The Alta pack uses a passive system with the thermal plate (and some imbedded heat pipes) sandwiched between two modules. The thermal "plate" is very thin (about .050) and given the same thickness to the pack housing (radiating surface) simply can't move enough heat when the going gets tough. Everyone's probably seen pictures and understand this. The other limiting factor is that only the negative end is thermally connected to the plate using electrically isolating thermal conductive film adhesive. Now, studies have shown that the negative end IS the best place to pull heat out due the "jellyroll" design making heat much easier to move in the axis of the cylinder. That why Alta kinda invented the one-sided cell electrical connection, but it's also reason for some of the reliability issues. Heat moving radially is resisted by all the layers of insulation between electrodes. Tesla uses radial cooling (core to sides), but they cool the water first (using the onboard AC) making for a much higher delta T which and along with the increased surface area, more that makes up for the poor thermal path. Here's the rub, even the negative end ultimately (thermal wise) chokes down to the width and thickness of the final "pigtail" on the negative electrode which is only spot welded to the end of the cell.

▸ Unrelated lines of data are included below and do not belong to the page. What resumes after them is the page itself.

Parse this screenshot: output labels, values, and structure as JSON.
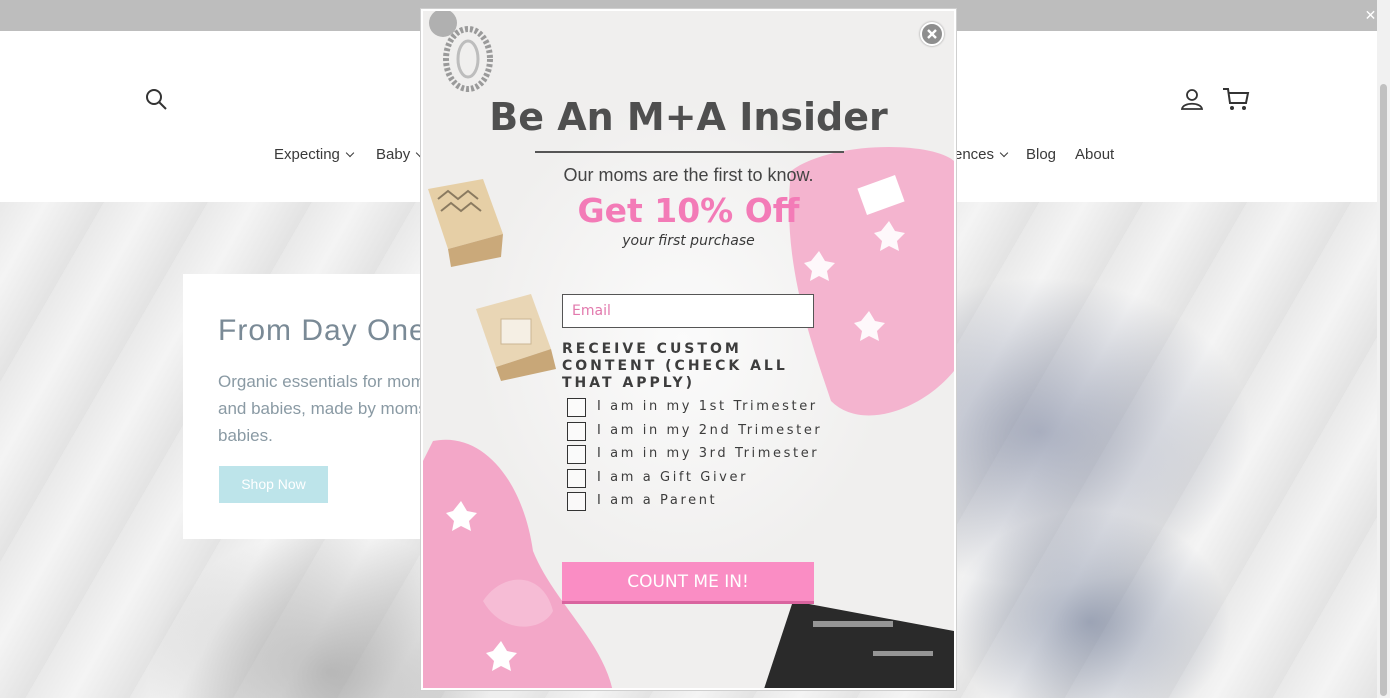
{
  "announcement": {
    "close_glyph": "✕"
  },
  "header": {
    "nav": [
      {
        "label": "Expecting",
        "has_dropdown": true
      },
      {
        "label": "Baby",
        "has_dropdown": true
      },
      {
        "label": "ences",
        "has_dropdown": true
      },
      {
        "label": "Blog",
        "has_dropdown": false
      },
      {
        "label": "About",
        "has_dropdown": false
      }
    ],
    "icons": [
      "search-icon",
      "account-icon",
      "cart-icon"
    ]
  },
  "hero": {
    "title": "From Day One",
    "text": "Organic essentials for moms and babies, made by moms w babies.",
    "button": "Shop Now"
  },
  "popup": {
    "title": "Be An M+A Insider",
    "subtitle": "Our moms are the first to know.",
    "offer": "Get 10% Off",
    "offer_sub": "your first purchase",
    "email_placeholder": "Email",
    "custom_content_label": "RECEIVE CUSTOM CONTENT (CHECK ALL THAT APPLY)",
    "options": [
      "I am in my 1st Trimester",
      "I am in my 2nd Trimester",
      "I am in my 3rd Trimester",
      "I am a Gift Giver",
      "I am a Parent"
    ],
    "submit": "COUNT ME IN!",
    "close_icon": "close-icon"
  },
  "colors": {
    "accent_pink": "#f37bb7",
    "button_pink": "#fa8dc4",
    "hero_button": "#bde4ea",
    "announcement_bar": "#bdbdbd"
  }
}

That's one reason cells of virtually identical specs can vary so much in max continuous discharge rates. For "negative end" cooling (like the Varg), cells using 100% of the negative electrode in thermal contact with the cylinder end offer the best possible thermal path. Not sure if the Varg uses these or not, they're very expensive and hard to get. Then you need to make sure you don't waste all this thermal efficiency by using a TIM (thermal interface material) from cell end to your thermal plate with the highest conduction rates while still being electrically isolating, a tough ask as the materials tend to be opposite in nature. You could isolate P groups and bond conductively only and/or mechanically connect only to "islands" of thermal plates and therefore not worry about shorting, but manufacturing wise it would make the pack very expensive and it's not practical. Any external electrical path (a screwdriver) between isolated islands and "poof". Finally, you need to make sure your plate/housing/whatever, can dissipate the required heat ultimately using ambient temperature (air temp) as the thermal conductor. Air is a crummy conductor, particularly when you consider that there's not much delta T between air, at say 80F, and the max cell temperature (assuming no active system like Tesla where pre-cooling can be done). I personally question Vargs cooling plates, they don't have much fin area and that's what counts. I have no idea what TIM they use.

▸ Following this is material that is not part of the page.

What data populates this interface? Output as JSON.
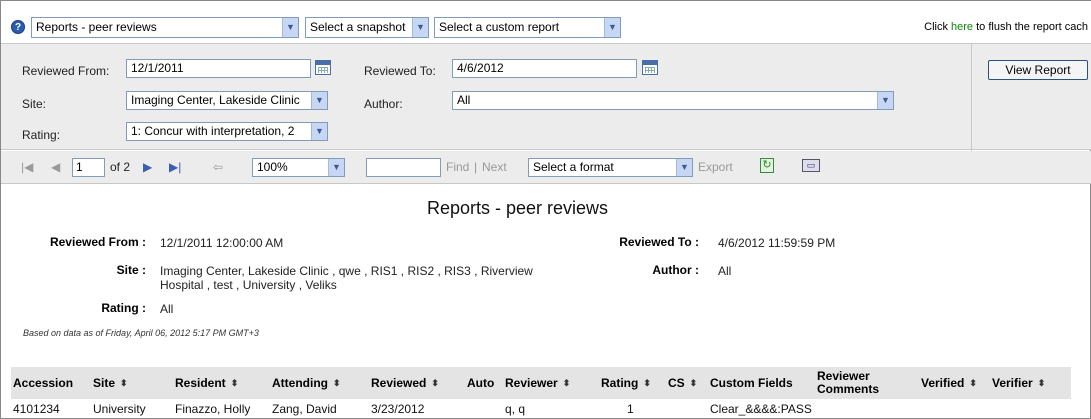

Now, my experimental Alta pack was modified by enlarging the electrical wire mouse holes in the thermal plates. This allowed fluid to flow between modules. This was tricky as too much could compromise durability of the cases. Getting the fluid flow to "circulate" properly took some work. Large AN fittings were attached to a custom made lower cover and upper cover. The lower cover was needed to keep volume as low as possible and direct fluid intimately over the bottom module. The system directed the fluid in a "bottom to top" direction. The stock module safety covers were removed in this experiment. Fluid would enter from the lower cover front and naturally flow to the rear where low pressure and the enlarged mouseholes were. Fluid would then continue to the second module (counting bot to top). In the center (between case halves and mod 2 and 3) I added a thin plate (non-conductive) slightly open at the front which helped keep the flow intimate to the cell tops of the 2nd mod and redirected flow over module three. It would then repeat the process going up through the upper case mouseholes and wash over the forth module as it exited the front of the top cover. The BMS cover assured intimate contact with the top module cells. Obviously, a pump and typical fluid to air radiators were used.
Here's the qualifier. The Alta cell "honeycomb" didn't allow any flow between cells, it's just that way. So, the idea was to remove heat from the positive ends of the cells just like the negative ends. Typically, this is prevented due to the interconnects, but with fluids these constraints don't occur. I haven't seen any studies about the efficiency of positive end thermal conduction, so I was kinda flying by the seat of my pants. Like I said before, I dropped the concept due to the hassle of buying and using DI fluids and lackluster results. But I'm not saying that with much more research it couldn't be a viable solution. At least until better cells are made commercially available. My bet is with the cells, and that's many years away, Lol.
The pack I built for my KTM supermini 85 was designed to cool both cell ends using water. The cells themselves never see the water, so no short worries. The double sided cooling is something I invented but probably wouldn't do it again. The tolerances of the cold plates and virtually every aspect of that build had to be way too tight, like +/-.005. While not a big deal for a CNC machine, at the final assembly level things wern't so simple.